BUCKHANNON, W.VA. – This month, WVU Medicine St. Joseph’s Hospital is recognizing Better Hearing and Speech Month, which provides an opportunity to raise awareness about hearing and speech problems and to encourage people to think about their own hearing and get their hearing checked.
At least 46 million people in the U.S. have a hearing or other communication disorder that affects how they engage with their environments. These disorders can occur at any age and in all ethnic and socioeconomic groups.
Early identification and intervention for hearing loss is important. Many people live with unidentified hearing loss, often failing to realize that they are missing certain sounds and words.
Checking one’s hearing is the first step toward addressing the issue.
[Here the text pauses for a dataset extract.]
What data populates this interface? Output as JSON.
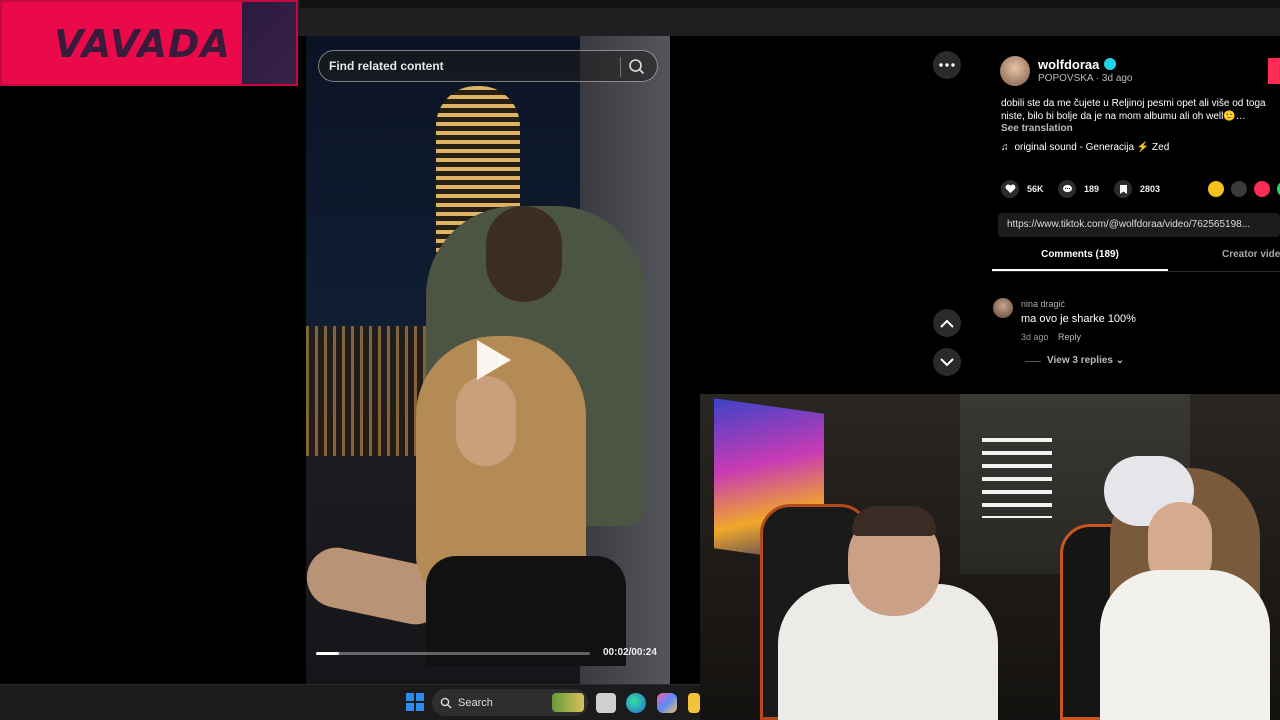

Hearing, voice, speech, and language disorders exact a far-reaching toll on public health and individual well-being.
Speech disorders and related conditions also affect adults and children — with or without hearing problems. By the first grade, roughly 5 percent of children have noticeable speech disorders, usually marked by difficulty pronouncing specific sounds. Stuttering, a disorder affecting speech fluency, affects approximately 5-10 percent of children in the U.S.